PLAYBOY: What will change?
JOBS: The most compelling reason for most people to buy a computer for the home will be to link it into a nationwide communications network. We’re just in the beginning stages of what will be a truly remarkable breakthrough for most people—as remarkable as the telephone.
PLAYBOY: Specifically, what kind of breakthrough are you talking about?
JOBS: I can only begin to speculate. We see that a lot in our industry: You don’t know exactly what’s going to result, but you know it’s something very big and very good.
PLAYBOY: Then for now, aren’t you asking home-computer buyers to invest $3000 in what is essentially an act of faith?

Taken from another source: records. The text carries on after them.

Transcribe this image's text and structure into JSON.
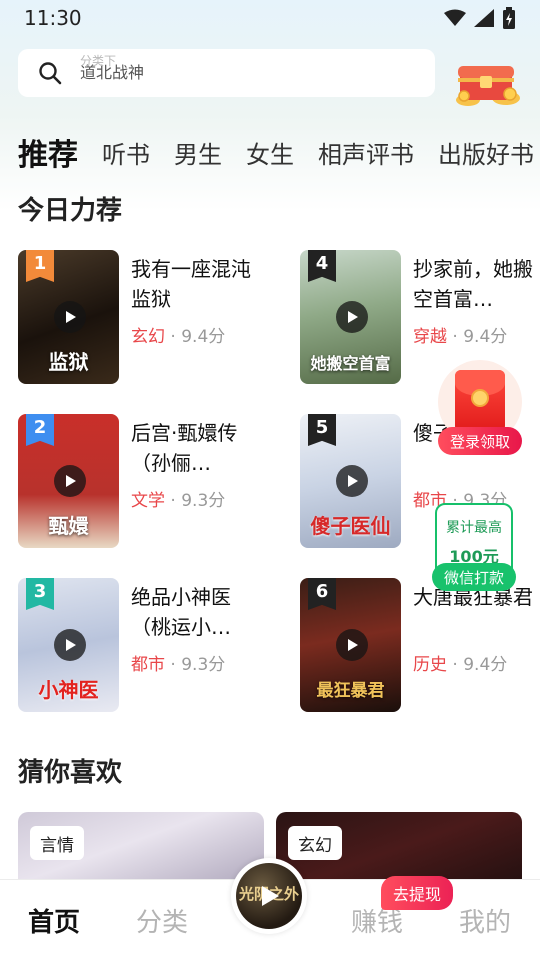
{
  "status_bar": {
    "time": "11:30"
  },
  "search": {
    "ghost_hint": "分类下",
    "current_term": "道北战神"
  },
  "tabs": [
    {
      "label": "推荐",
      "active": true
    },
    {
      "label": "听书"
    },
    {
      "label": "男生"
    },
    {
      "label": "女生"
    },
    {
      "label": "相声评书"
    },
    {
      "label": "出版好书"
    }
  ],
  "today_section": {
    "title": "今日力荐"
  },
  "books": [
    {
      "rank": "1",
      "title": "我有一座混沌监狱",
      "genre": "玄幻",
      "score": "9.4分",
      "cover_text": "监狱",
      "badge_color": "#f28a3a"
    },
    {
      "rank": "4",
      "title": "抄家前，她搬空首富…",
      "genre": "穿越",
      "score": "9.4分",
      "cover_text": "她搬空首富",
      "badge_color": "#222222"
    },
    {
      "rank": "2",
      "title": "后宫·甄嬛传（孙俪…",
      "genre": "文学",
      "score": "9.3分",
      "cover_text": "甄嬛",
      "badge_color": "#3e8ef0"
    },
    {
      "rank": "5",
      "title": "傻子医仙",
      "genre": "都市",
      "score": "9.3分",
      "cover_text": "傻子医仙",
      "badge_color": "#222222"
    },
    {
      "rank": "3",
      "title": "绝品小神医（桃运小…",
      "genre": "都市",
      "score": "9.3分",
      "cover_text": "小神医",
      "badge_color": "#22b8a3"
    },
    {
      "rank": "6",
      "title": "大唐最狂暴君",
      "genre": "历史",
      "score": "9.4分",
      "cover_text": "最狂暴君",
      "badge_color": "#222222"
    }
  ],
  "floating_packet": {
    "label": "登录领取"
  },
  "floating_cash": {
    "top": "累计最高",
    "amount": "100元",
    "button": "微信打款"
  },
  "guess_section": {
    "title": "猜你喜欢"
  },
  "guess_cards": [
    {
      "tag": "言情"
    },
    {
      "tag": "玄幻"
    }
  ],
  "bottom_nav": {
    "home": "首页",
    "category": "分类",
    "earn": "赚钱",
    "mine": "我的",
    "withdraw_badge": "去提现",
    "center_disc_text": "光阴之外"
  },
  "colors": {
    "accent_red": "#e8474a",
    "green": "#18c26c"
  }
}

JOBS: In the future, it won’t be an act of faith. The hard part of what we’re up against now is that people ask you about specifics and you can’t tell them. A hundred years ago, if somebody had asked Alexander Graham Bell, “What are you going to be able to do with a telephone?” he wouldn’t have been able to tell him the ways the telephone would affect the world. He didn’t know that people would use the telephone to call up and find out what movies were playing that night or to order some groceries or call a relative on the other side of the globe. But remember that first the public telegraph was inaugurated, in 1844. It was an amazing breakthrough in communications. You could actually send messages from New York to San Francisco in an afternoon. People talked about putting a telegraph on every desk in America to improve productivity. But it wouldn’t have worked. It required that people learn this whole sequence of strange incantations, Morse code, dots and dashes, to use the telegraph. It took about 40 hours to learn. The majority of people would never learn how to use it. So, fortunately, in the 1870s, Bell filed the patents for the telephone. It performed basically the same function as the telegraph, but people already knew how to use it. Also, the neatest thing about it was that besides allowing you to communicate with just words, it allowed you to sing.